This year, each week of NIAM focuses on a different stage of the lifespan:

  • Babies and young children (August 12-August 18)
  • Pregnant women (August 5-11)
  • Adults (August 26-31)
  • Preteen/Teen (August 19-25)
  • Back to School (July/August)

Every adult in Georgia (19 years of age and older) should follow the recommended immunization schedule by Age and Medical Condition. Vaccinations protect you and they protect others around you; especially infants and those individuals who are unable to be immunized or who have weakened immune systems.  It is always a good idea to have the adult vaccine schedule nearby as a reference and to make sure you are current on your immunizations. This link is to the recommended adult immunization schedule: http://www.cdc.gov/vaccines/schedules/downloads/adult/adult-schedule-easy-read.pdf

Vaccines protect families, teens and children by preventing disease. They help avoid expensive therapies and hospitalization needed to treat infectious diseases like influenza and pneumococcal disease. Vaccinations also reduce absences both at school and at work and decrease the spread of illness in the home, workplace and community.

Students born on or after January 1, 2002 and entering the seventh-grade need proof of an adolescent pertussis (whooping cough) booster and adolescent meningococcal vaccinations. Every child in a Georgia school system (Kindergarten-12th grade), attending a child care facility, or a new student of any age entering a Georgia school for the first time is required by law to have a Georgia Immunization Certificate, Form 3231. Below are the immunizations required for child care and school attendance:

  • Diphtheria
  • Tetanus
  • Pertussis
  • Polio
  • Measles
  • PCV13 (up to age 5 years)
  • Mumps
  • Rubella
  • Hepatitis A and B
  • Hib disease (up to age 5 years)
  • Varicella
  • Meningococcal Conjugate

Some schools, colleges, and universities have policies requiring vaccination against meningococcal disease as a condition of enrollment. Students aged 21 years or younger should have documentation of receipt of a dose of meningococcal conjugate vaccine not more than five years before enrollment. If the primary dose was administered before their 16th birthday, a booster dose should be administered before enrollment in college.

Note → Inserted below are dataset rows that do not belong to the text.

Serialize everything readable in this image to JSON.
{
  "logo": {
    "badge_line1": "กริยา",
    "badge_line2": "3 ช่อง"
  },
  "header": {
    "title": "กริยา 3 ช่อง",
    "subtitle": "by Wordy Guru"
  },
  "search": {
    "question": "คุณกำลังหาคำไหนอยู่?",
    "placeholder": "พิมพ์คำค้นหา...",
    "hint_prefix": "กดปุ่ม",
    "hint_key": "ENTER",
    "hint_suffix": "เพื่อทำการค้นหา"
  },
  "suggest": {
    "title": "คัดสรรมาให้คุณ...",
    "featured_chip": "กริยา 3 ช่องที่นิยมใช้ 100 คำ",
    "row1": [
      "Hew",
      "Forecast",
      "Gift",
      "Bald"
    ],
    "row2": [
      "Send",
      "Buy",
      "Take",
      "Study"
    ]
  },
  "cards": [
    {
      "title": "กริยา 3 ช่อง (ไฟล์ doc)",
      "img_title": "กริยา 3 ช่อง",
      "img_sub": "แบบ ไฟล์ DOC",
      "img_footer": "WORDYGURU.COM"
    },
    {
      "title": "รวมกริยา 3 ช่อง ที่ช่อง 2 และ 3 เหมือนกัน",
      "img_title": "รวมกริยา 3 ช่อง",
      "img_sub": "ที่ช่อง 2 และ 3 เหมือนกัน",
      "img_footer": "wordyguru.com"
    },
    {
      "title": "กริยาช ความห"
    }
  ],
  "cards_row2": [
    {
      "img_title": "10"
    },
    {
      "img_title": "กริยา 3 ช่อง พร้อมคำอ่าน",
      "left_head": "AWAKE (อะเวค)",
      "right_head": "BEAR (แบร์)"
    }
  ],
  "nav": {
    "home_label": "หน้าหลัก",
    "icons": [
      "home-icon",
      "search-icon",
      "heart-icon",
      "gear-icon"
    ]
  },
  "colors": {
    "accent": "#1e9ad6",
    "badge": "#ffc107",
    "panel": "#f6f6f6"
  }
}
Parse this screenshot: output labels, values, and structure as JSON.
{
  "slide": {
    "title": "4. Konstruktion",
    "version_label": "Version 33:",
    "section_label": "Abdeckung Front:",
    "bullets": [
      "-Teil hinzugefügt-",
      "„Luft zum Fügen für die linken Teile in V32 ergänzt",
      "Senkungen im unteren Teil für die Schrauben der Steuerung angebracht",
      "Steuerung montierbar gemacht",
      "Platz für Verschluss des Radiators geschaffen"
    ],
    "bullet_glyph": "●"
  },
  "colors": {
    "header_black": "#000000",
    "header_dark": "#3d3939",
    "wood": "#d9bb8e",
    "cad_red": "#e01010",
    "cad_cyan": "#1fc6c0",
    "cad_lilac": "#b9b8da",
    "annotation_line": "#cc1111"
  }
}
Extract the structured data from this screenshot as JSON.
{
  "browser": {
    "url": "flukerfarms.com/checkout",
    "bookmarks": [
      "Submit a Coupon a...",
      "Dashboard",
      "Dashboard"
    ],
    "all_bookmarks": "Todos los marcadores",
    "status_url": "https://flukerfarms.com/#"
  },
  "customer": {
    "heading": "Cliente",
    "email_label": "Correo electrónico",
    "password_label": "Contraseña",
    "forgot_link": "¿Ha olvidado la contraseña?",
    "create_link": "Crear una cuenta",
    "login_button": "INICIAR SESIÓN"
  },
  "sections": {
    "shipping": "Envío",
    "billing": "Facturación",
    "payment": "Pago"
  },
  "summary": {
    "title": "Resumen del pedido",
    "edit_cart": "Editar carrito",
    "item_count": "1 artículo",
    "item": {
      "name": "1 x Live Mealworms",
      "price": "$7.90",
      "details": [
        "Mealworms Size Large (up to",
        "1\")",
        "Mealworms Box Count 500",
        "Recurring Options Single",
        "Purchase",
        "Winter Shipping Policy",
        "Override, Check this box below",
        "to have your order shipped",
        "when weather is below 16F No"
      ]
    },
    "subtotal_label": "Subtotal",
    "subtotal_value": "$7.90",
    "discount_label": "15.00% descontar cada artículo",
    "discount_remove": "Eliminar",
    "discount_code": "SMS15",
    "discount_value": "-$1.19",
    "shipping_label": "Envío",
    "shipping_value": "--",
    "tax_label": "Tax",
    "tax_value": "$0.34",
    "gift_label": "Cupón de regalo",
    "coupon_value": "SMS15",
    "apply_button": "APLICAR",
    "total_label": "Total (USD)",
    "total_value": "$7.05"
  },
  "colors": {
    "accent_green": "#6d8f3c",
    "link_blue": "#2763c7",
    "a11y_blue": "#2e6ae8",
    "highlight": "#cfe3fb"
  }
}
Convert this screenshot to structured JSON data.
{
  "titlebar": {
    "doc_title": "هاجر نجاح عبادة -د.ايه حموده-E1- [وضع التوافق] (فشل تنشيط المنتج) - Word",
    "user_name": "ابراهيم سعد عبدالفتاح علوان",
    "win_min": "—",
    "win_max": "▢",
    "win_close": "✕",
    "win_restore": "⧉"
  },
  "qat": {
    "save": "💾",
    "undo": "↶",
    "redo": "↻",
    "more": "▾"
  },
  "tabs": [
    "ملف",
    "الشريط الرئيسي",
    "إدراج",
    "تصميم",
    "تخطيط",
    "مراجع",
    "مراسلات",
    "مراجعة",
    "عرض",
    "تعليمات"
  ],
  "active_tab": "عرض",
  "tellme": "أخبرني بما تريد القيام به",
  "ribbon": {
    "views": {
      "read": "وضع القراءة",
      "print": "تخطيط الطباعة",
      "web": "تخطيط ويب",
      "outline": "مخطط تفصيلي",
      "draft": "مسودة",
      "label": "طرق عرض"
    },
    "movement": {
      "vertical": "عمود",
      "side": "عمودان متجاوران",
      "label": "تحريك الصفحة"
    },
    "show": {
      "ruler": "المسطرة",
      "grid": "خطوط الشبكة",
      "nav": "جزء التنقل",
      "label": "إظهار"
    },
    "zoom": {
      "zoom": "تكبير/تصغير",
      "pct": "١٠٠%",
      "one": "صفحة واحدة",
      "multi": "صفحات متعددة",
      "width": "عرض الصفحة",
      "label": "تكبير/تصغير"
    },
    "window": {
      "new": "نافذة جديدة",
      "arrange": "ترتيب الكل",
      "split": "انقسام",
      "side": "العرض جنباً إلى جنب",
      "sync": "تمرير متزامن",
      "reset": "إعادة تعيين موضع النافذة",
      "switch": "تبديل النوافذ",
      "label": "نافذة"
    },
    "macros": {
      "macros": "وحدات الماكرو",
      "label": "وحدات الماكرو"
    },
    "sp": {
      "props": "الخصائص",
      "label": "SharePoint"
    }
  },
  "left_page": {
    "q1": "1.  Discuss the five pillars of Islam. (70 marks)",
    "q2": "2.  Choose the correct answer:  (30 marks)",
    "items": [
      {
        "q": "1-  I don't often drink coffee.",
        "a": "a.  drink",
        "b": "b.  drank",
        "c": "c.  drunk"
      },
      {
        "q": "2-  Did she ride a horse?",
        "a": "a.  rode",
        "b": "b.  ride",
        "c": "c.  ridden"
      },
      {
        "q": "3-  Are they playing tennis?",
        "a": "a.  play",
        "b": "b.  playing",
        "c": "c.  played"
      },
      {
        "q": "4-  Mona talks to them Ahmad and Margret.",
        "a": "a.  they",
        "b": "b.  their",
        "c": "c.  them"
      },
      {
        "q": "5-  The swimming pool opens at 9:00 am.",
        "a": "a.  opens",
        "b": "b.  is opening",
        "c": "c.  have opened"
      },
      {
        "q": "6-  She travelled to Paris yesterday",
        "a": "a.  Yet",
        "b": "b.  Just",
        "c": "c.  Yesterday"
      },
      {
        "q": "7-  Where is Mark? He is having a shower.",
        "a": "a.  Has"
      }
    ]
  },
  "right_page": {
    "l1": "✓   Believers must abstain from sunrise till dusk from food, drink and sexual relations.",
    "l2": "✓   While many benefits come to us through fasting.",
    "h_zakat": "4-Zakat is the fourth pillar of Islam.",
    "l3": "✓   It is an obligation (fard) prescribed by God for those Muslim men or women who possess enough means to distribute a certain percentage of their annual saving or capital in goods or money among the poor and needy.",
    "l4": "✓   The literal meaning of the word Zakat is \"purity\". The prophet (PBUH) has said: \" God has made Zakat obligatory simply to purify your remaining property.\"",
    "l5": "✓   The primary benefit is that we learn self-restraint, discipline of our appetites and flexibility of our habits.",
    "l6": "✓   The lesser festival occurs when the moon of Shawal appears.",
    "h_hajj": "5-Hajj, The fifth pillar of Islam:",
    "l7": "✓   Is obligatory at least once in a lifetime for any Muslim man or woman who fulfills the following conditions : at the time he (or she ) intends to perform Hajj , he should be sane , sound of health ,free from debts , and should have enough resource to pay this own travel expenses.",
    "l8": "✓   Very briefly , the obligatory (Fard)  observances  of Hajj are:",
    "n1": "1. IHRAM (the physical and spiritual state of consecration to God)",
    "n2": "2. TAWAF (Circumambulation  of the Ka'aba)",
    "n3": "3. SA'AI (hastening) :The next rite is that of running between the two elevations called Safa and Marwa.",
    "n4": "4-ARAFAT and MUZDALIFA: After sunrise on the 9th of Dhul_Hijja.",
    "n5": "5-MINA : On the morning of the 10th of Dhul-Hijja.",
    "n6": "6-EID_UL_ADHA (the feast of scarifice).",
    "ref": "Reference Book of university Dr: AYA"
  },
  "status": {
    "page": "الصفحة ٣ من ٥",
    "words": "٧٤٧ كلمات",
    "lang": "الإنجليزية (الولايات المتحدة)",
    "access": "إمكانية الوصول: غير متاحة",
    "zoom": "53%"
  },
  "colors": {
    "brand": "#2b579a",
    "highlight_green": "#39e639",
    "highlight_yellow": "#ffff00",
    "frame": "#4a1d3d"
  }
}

“The focus of vaccinations often lies on young children, but it’s just as important for teens, college students, and adults to stay current on their vaccinations.” said Shelia Lovett, Director of the Immunization Program of the Georgia Department of Public Health.

This August, protect your family by getting vaccinated. The Georgia Department of Public Health reminds adults to check with their health care provider for their current vaccination recommendations as well as parents to check for their children. Safe and effective vaccines are available to protect adults and children alike against potentially life- threatening diseases such as tetanus, diphtheria, pertussis, meningococcal disease, hepatitis A, hepatitis B, shingles, measles, mumps, rubella and varicella (chickenpox). So talk to your health care provider or visit your public health department and get immunized today.

For more information on immunization, visit http://dph.georgia.gov/immunization-section.